For fun, let’s call this person Mr. Big. Once you meet Mr. Big, you’re on your way. Read More…

My Personal Excellent Reads, 2016

This year – aside from all the great books I read as a judge for the World Fantasy Awards, and specifically not including any of them, here is my 2016 list of wonderful books. (Alphabetical by author.)

A God in Ruins, Kate Atkinson.

  • Deep and subtle characterizations
  • Profound insights
  • Plot pacing and through line.

Everyone Brave is Forgiven, Chris Cleave

  • Evocation of WW2 London
  • Stakes
  • Deft and deep writing

A Green and Ancient Light, Frederic S. Durbin

  • Intensely evocative writing
  • Tender coming of age story
  • Characters and relationships

How It All Began, Penelope Lively

  • Wry and witty writing
  • Twists and turns of plot
  • Characters

The Red, Linda Nagata

  • Military SF with heart
  • Memorable near future milieu
  • Superb balance of action and characters

 

Unquiet Land, Sharon Shinn

  • Lovely ensemble casting
  • Smoothly flawless prose
  • Addictive 5th book in series

 

Worldbuilding with Tananarive Due

tanaphoto

Photo by Daniel Ebon

For our concluding interview in my Ways into Worldbuilding series, I am honored to welcome a distinguished voice in fantasy and science fiction, Tananarive Due.
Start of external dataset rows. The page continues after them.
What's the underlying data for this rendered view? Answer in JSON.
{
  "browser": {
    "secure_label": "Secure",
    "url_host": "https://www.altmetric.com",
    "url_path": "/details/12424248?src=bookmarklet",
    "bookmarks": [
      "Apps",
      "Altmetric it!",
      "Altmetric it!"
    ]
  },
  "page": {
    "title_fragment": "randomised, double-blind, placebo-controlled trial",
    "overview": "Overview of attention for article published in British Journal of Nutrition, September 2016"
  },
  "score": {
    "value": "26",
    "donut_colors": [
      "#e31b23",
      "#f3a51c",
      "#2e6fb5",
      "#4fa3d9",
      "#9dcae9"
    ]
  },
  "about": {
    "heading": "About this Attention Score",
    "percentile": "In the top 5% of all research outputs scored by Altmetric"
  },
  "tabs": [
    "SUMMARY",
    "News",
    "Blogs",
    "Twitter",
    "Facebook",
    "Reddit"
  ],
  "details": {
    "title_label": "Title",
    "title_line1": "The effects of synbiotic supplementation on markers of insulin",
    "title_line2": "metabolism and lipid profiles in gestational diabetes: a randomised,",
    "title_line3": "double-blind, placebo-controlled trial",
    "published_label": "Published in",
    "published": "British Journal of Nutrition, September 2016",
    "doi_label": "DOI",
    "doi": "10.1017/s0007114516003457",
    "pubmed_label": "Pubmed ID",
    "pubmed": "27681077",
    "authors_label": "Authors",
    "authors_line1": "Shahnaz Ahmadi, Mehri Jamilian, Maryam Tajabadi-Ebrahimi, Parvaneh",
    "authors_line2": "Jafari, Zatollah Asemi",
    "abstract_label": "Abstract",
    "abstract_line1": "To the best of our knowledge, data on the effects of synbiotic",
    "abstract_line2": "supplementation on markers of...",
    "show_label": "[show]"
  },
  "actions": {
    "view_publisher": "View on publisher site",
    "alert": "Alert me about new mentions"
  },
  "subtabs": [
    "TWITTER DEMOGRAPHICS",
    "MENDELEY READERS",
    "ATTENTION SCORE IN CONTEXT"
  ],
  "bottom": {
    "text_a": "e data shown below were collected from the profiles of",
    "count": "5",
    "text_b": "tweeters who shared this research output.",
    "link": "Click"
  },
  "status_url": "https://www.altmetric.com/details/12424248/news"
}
Tananarive Due is an author, screenwriter and educator who is a leading voice in black speculative fiction. Her short fiction has appeared in best-of-the-year anthologies of science fiction and fantasy. She is the former Distinguished Visiting Lecturer at Spelman College (2012-2014) and teaches Afrofuturism and creative writing at UCLA. Read More…